This option has been getting momentum after he apparently has been given sanctuary by the Russian authorities as well as were allowed a statement on his behalf to be read out on Russian TV and distributed by all Russia’s main news agencies in February 27, 2014, in which he officially declares himself still president of Ukraine and denounces the new government in Kiev as “extremist” and the parliament as illegitimate.
Although such a measure will relatively change the situation in Ukraine to Russia’s benefit, it will have negative consequences as well. On the one hand, due to West’s support for new Ukrainian government, the country may be pushed toward an all-out civil war. The West may even form a so-called Ukraine liberation army in order to fight the Russian forces, which will face the leaders in Kremlin with another experience like what they already witnessed in Afghanistan.
Of course, due to the possibility of Ukraine’s crisis spilling over into European countries, such a turn of events will be also costly for the West. On the other hand, this measure may interrupt cooperation between Russia and the West in various fields and also cause Putin’s main foreign policy strategy, which is rivalry combined with cooperation with the West, to grind to failure. Such an outcome would be very costly for both sides of the conflict.
2. Disintegration of Ukraine.
Given the fact that the people living in eastern part of Ukraine and the Crimean Peninsula are mostly of Russian origin and also since the lion’s share of Ukraine’s industries and economic potentials are located in this region, Russia may be willing to see a divided Ukraine in which the less developed part will be given to the West.
We can see early sign of this issue by occupation of the governmental buildings by pro-Russian unidentified armed men in Simferopol, who hoisted a Russian flag from the roof. In that case, Russia will be able to flaunt the power of the Russian part of the country at people living in the Commonwealth of Independent States and remind them of possible costs of inattention to Russian population in those countries.

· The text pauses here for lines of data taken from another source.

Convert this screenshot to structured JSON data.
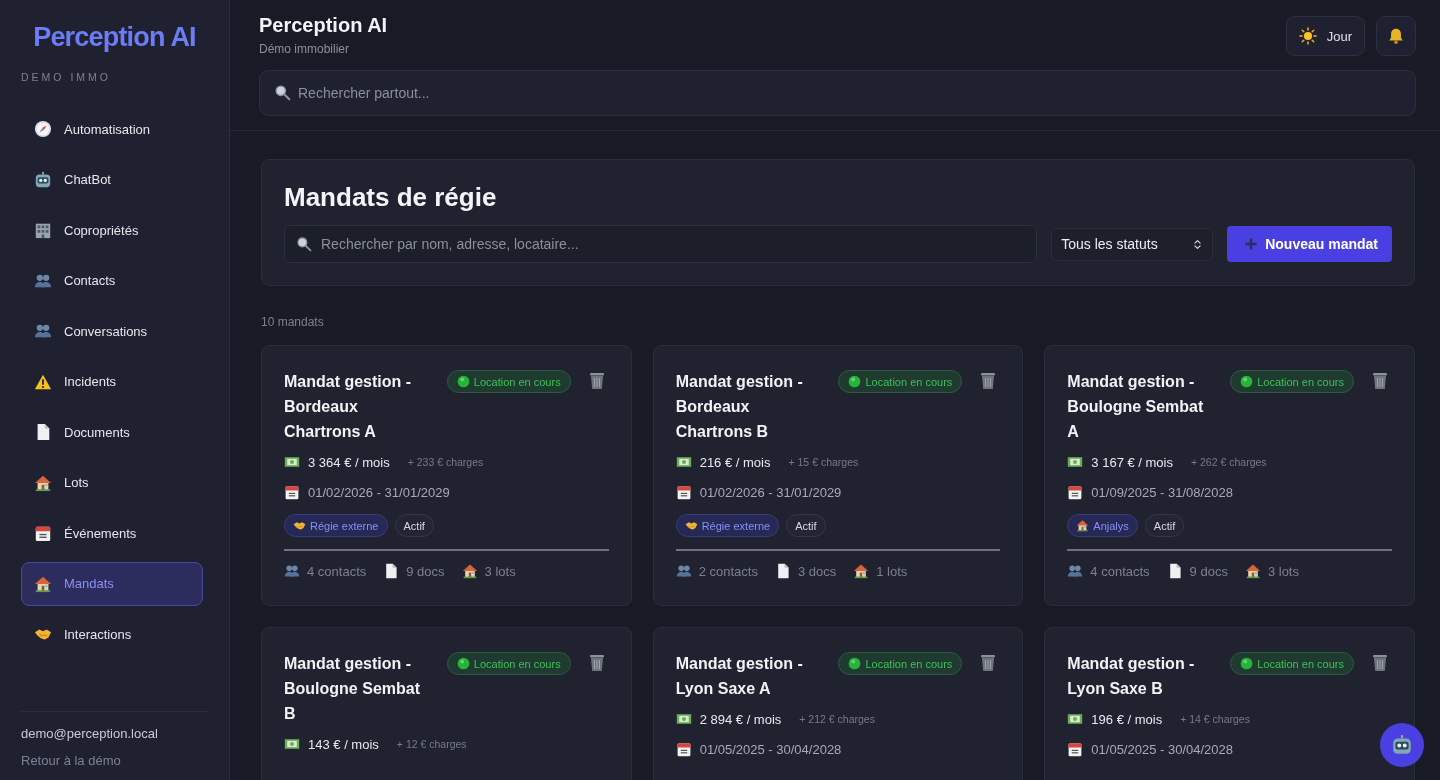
{
  "sidebar": {
    "logo": "Perception AI",
    "subtitle": "DEMO IMMO",
    "items": [
      {
        "label": "Automatisation",
        "selected": false
      },
      {
        "label": "ChatBot",
        "selected": false
      },
      {
        "label": "Copropriétés",
        "selected": false
      },
      {
        "label": "Contacts",
        "selected": false
      },
      {
        "label": "Conversations",
        "selected": false
      },
      {
        "label": "Incidents",
        "selected": false
      },
      {
        "label": "Documents",
        "selected": false
      },
      {
        "label": "Lots",
        "selected": false
      },
      {
        "label": "Événements",
        "selected": false
      },
      {
        "label": "Mandats",
        "selected": true
      },
      {
        "label": "Interactions",
        "selected": false
      }
    ],
    "user_email": "demo@perception.local",
    "back_link": "Retour à la démo"
  },
  "header": {
    "title": "Perception AI",
    "subtitle": "Démo immobilier",
    "theme_button": "Jour",
    "search": {
      "placeholder": "Rechercher partout..."
    }
  },
  "panel": {
    "title": "Mandats de régie",
    "search": {
      "placeholder": "Rechercher par nom, adresse, locataire..."
    },
    "status_filter": "Tous les statuts",
    "new_button": "Nouveau mandat"
  },
  "count": "10 mandats",
  "cards": [
    {
      "title": "Mandat gestion - Bordeaux Chartrons A",
      "status": "Location en cours",
      "rent": "3 364 € / mois",
      "charges": "+ 233 € charges",
      "dates": "01/02/2026 - 31/01/2029",
      "tags": [
        {
          "kind": "regie",
          "label": "Régie externe"
        },
        {
          "kind": "state",
          "label": "Actif"
        }
      ],
      "stats": {
        "contacts": "4 contacts",
        "docs": "9 docs",
        "lots": "3 lots"
      }
    },
    {
      "title": "Mandat gestion - Bordeaux Chartrons B",
      "status": "Location en cours",
      "rent": "216 € / mois",
      "charges": "+ 15 € charges",
      "dates": "01/02/2026 - 31/01/2029",
      "tags": [
        {
          "kind": "regie",
          "label": "Régie externe"
        },
        {
          "kind": "state",
          "label": "Actif"
        }
      ],
      "stats": {
        "contacts": "2 contacts",
        "docs": "3 docs",
        "lots": "1 lots"
      }
    },
    {
      "title": "Mandat gestion - Boulogne Sembat A",
      "status": "Location en cours",
      "rent": "3 167 € / mois",
      "charges": "+ 262 € charges",
      "dates": "01/09/2025 - 31/08/2028",
      "tags": [
        {
          "kind": "agency",
          "label": "Anjalys"
        },
        {
          "kind": "state",
          "label": "Actif"
        }
      ],
      "stats": {
        "contacts": "4 contacts",
        "docs": "9 docs",
        "lots": "3 lots"
      }
    },
    {
      "title": "Mandat gestion - Boulogne Sembat B",
      "status": "Location en cours",
      "rent": "143 € / mois",
      "charges": "+ 12 € charges"
    },
    {
      "title": "Mandat gestion - Lyon Saxe A",
      "status": "Location en cours",
      "rent": "2 894 € / mois",
      "charges": "+ 212 € charges",
      "dates": "01/05/2025 - 30/04/2028"
    },
    {
      "title": "Mandat gestion - Lyon Saxe B",
      "status": "Location en cours",
      "rent": "196 € / mois",
      "charges": "+ 14 € charges",
      "dates": "01/05/2025 - 30/04/2028"
    }
  ]
}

The division of Ukraine will also put Russia’s mind at ease about the strategic marine base in Crimea for a long time. Of course, the disintegration of Ukraine should take place in such a way that the eastern part of the country would have still direct access to Eastern Europe for the transfer of Russian gas to European countries. The main problem with the disintegration of Ukraine is that few countries will be possibly ready to recognize the Eastern Ukraine and, as a result, the new country would face a crisis of international legitimacy.

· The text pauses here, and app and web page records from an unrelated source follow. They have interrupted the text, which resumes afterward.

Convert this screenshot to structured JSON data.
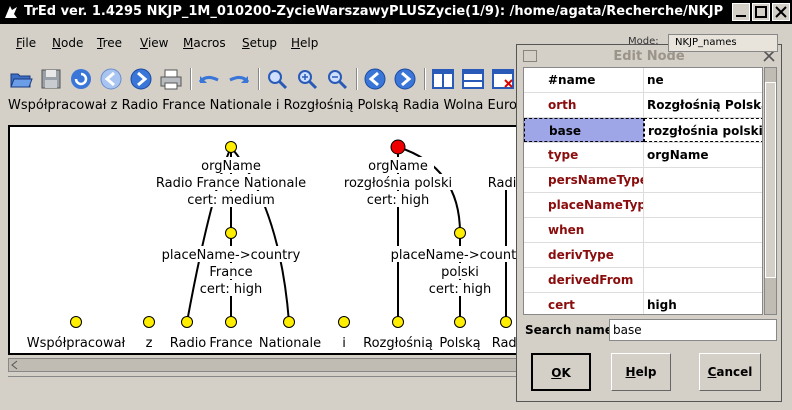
{
  "window": {
    "title": "TrEd ver. 1.4295    NKJP_1M_010200-ZycieWarszawyPLUSZycie(1/9): /home/agata/Recherche/NKJP"
  },
  "menu": [
    {
      "label": "File",
      "key": "F",
      "rest": "ile"
    },
    {
      "label": "Node",
      "key": "N",
      "rest": "ode"
    },
    {
      "label": "Tree",
      "key": "T",
      "rest": "ree"
    },
    {
      "label": "View",
      "key": "V",
      "rest": "iew"
    },
    {
      "label": "Macros",
      "key": "M",
      "rest": "acros"
    },
    {
      "label": "Setup",
      "key": "S",
      "rest": "etup"
    },
    {
      "label": "Help",
      "key": "H",
      "rest": "elp"
    }
  ],
  "sentence": "Współpracował z Radio France Nationale i Rozgłośnią Polską Radia Wolna Europa",
  "tree": {
    "nodes": [
      {
        "lines": [
          "orgName",
          "Radio France Nationale",
          "cert: medium"
        ]
      },
      {
        "lines": [
          "placeName->country",
          "France",
          "cert: high"
        ]
      },
      {
        "lines": [
          "orgName",
          "rozgłośnia polski",
          "cert: high"
        ]
      },
      {
        "lines": [
          "placeName->country",
          "polski",
          "cert: high"
        ]
      },
      {
        "lines": [
          "Radio"
        ]
      }
    ],
    "tokens": [
      "Współpracował",
      "z",
      "Radio",
      "France",
      "Nationale",
      "i",
      "Rozgłośnią",
      "Polską",
      "Radia"
    ]
  },
  "edit_node": {
    "title": "Edit Node",
    "mode_label": "Mode:",
    "mode_value": "NKJP_names",
    "attributes": [
      {
        "name": "#name",
        "value": "ne"
      },
      {
        "name": "orth",
        "value": "Rozgłośnią Polską"
      },
      {
        "name": "base",
        "value": "rozgłośnia polski"
      },
      {
        "name": "type",
        "value": "orgName"
      },
      {
        "name": "persNameType",
        "value": ""
      },
      {
        "name": "placeNameType",
        "value": ""
      },
      {
        "name": "when",
        "value": ""
      },
      {
        "name": "derivType",
        "value": ""
      },
      {
        "name": "derivedFrom",
        "value": ""
      },
      {
        "name": "cert",
        "value": "high"
      }
    ],
    "search_label": "Search name:",
    "search_value": "base",
    "buttons": {
      "ok": {
        "key": "O",
        "rest": "K"
      },
      "help": {
        "key": "H",
        "rest": "elp"
      },
      "cancel": {
        "key": "C",
        "rest": "ancel"
      }
    }
  },
  "colors": {
    "attr_name": "#8a0c0c",
    "selected_row": "#9ea6e8",
    "node_fill": "#ffee00",
    "current_node_fill": "#ee0000"
  }
}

3. Establishment of a new interim government in Ukraine.
This third option will see an end to the interim government of Alexander Turchinov through international mediation. Subsequently, and through the agreement of Russia, a new interim government will be formed supported by all parties involved in the conflict, which would especially take into account the concerns of Russia. In view of the realities on the ground, this seems to be an unlikely option. However, the course of developments may force the conflicting parties to move in that direction because it will be also a face-saving option for all parties in Ukraine crisis.

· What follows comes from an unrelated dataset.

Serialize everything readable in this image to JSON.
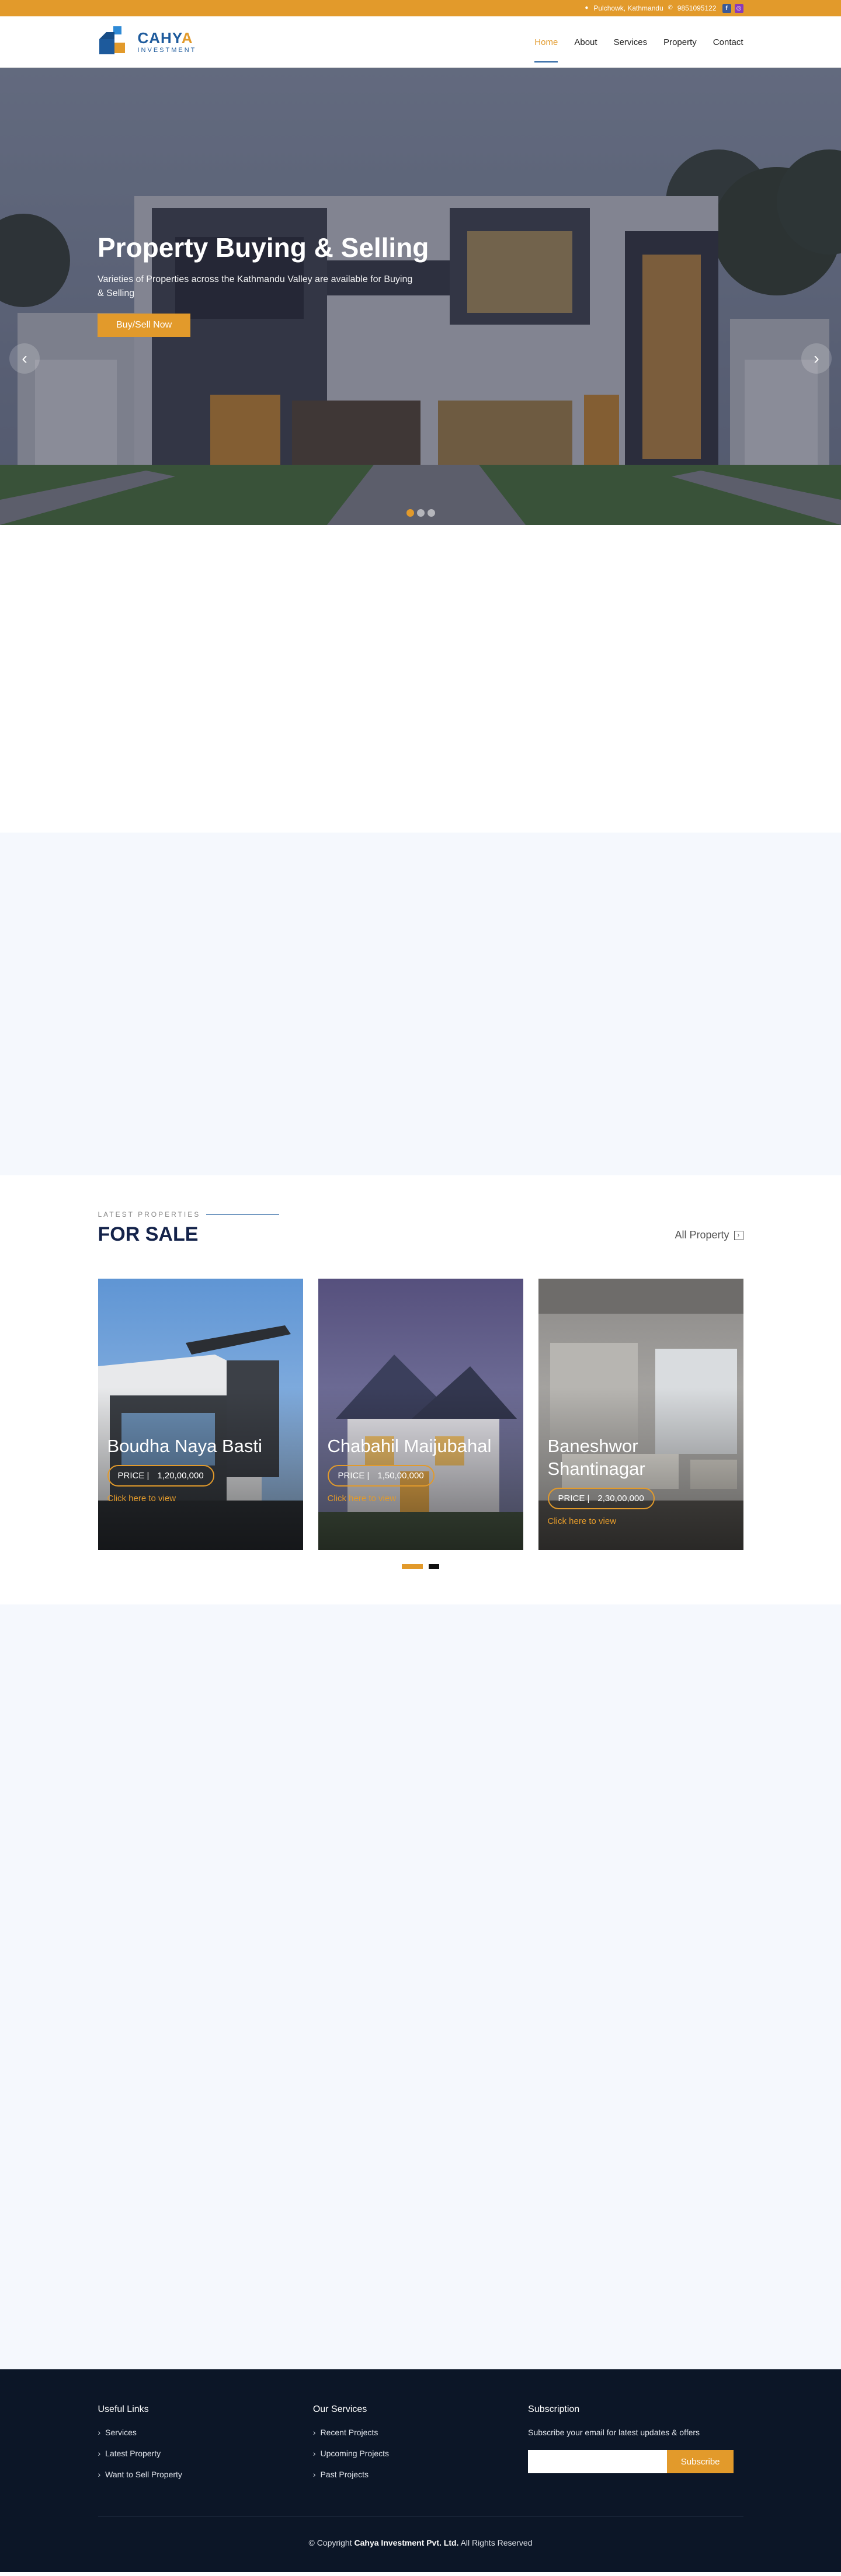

Regardless of which one of the above options will finally take place, the reality that should be taken into consideration is that Russia will certainly not remain indifferent toward what is going on in Ukraine. Just this morning (February 27), the Russian foreign ministry issued a new warning that it would “strongly and uncompromisingly” defend the rights of its compatriots and alongside the Russian army and fighter jets now on combat alert indicates that, if diplomacy fails, Moscow will use its iron fist to respond to the country’s developments.